Modern industrial robots were ushered onto manufacturing floors in 1961, when Unimate joined the General Motors workforce. Unimate was essentially a 4,000-pound arm attached to a giant steel drum and performed tasks that were both dangerous and boring for humans.
Now 50 years later, more technologically advanced robots are used for domestic purposes, as well as industrial. As consumers we buy something, a smartphone for instance, and we start using it. Do any of us think about the manufacturing process behind the product? Design engineers do. They must take the assembly of products into consideration during the design phase because once the product goes to manufacturing the costs of changing the design are substantial. Therefore, design engineers rely on guidelines such as Design for Manufacturing and Assembly (DFMA) for guidance when designing a product. But as the pace of automation increases and robots assist on the manufacturing floor, trying to have a robot assemble a product using manual guidelines is like trying to fit a square peg into a round hole and, until recently, no guidelines existed for Designing for Automated Assembly (DFAA).

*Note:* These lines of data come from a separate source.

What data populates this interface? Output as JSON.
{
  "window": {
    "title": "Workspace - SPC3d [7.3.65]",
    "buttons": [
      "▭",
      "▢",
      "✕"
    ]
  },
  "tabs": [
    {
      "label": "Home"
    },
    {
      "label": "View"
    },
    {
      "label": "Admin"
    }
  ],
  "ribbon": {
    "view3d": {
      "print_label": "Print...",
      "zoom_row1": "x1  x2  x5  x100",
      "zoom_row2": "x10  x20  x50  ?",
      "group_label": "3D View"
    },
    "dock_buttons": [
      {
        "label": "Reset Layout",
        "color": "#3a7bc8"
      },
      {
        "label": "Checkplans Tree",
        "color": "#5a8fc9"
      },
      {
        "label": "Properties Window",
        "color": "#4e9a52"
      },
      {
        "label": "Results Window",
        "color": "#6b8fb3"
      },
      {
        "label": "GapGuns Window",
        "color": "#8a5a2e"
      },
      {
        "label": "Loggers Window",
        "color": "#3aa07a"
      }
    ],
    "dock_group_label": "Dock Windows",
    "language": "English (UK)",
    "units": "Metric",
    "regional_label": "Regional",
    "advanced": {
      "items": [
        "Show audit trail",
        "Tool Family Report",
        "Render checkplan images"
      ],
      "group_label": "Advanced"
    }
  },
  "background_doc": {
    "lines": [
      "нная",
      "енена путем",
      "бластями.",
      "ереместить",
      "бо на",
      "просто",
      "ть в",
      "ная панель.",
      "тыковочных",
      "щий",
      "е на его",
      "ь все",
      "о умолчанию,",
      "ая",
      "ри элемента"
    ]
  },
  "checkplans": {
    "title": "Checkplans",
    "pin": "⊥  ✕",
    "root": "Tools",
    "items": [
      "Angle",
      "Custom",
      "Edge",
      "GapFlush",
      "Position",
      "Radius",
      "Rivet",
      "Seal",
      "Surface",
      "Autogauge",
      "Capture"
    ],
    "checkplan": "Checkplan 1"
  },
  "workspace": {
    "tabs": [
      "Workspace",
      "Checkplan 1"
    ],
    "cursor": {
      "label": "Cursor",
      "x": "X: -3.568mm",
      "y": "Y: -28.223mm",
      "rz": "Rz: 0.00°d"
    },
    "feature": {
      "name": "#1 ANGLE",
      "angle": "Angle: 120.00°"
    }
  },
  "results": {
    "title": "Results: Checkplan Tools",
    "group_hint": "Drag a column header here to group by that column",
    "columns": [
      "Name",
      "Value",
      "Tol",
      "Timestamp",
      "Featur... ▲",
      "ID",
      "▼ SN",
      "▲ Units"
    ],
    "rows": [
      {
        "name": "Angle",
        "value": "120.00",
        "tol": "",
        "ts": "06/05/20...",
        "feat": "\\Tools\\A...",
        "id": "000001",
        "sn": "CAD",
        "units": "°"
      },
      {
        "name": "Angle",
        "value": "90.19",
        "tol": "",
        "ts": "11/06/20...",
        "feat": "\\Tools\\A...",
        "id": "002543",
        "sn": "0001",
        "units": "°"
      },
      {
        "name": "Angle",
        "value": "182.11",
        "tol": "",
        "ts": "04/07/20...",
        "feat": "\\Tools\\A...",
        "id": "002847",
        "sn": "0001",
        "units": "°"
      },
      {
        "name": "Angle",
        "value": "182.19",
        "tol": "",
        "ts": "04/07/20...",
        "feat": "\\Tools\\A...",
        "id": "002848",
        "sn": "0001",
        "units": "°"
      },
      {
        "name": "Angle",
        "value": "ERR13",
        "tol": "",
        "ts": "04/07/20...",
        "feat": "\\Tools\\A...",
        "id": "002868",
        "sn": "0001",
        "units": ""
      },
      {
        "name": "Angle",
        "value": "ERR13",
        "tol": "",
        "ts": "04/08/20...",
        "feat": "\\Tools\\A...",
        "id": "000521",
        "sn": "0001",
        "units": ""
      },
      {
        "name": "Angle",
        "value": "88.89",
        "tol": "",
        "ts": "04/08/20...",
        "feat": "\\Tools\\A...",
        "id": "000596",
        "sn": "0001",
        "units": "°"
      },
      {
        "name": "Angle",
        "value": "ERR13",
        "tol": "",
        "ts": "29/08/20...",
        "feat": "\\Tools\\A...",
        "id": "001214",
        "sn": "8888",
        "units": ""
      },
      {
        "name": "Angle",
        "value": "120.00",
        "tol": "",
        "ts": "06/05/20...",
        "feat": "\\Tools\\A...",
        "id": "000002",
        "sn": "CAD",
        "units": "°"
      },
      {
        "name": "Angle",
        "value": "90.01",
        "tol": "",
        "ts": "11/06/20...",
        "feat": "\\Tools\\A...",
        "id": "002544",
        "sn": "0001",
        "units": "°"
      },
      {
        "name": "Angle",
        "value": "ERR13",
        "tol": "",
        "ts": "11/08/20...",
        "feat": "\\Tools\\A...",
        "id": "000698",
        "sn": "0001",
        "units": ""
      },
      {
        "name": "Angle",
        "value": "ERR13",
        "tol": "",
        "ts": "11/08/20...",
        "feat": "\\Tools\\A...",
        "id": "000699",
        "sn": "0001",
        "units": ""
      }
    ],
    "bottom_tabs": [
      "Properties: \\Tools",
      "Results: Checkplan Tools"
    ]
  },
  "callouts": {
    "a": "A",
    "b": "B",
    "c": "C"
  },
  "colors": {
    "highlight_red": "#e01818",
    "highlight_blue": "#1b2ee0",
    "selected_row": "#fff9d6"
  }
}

Edward Sermanoukian, lead mechanical engineer in Jabil’s Value Engineering group, has written one of the first sets of guidelines for designing for automated assembly (DFAA). One interesting outcome of these guidelines is that products design for automated assembly can also be used for manual assembly but not the other way around.
Read the full article and the design guidelines for Automatic Assembly.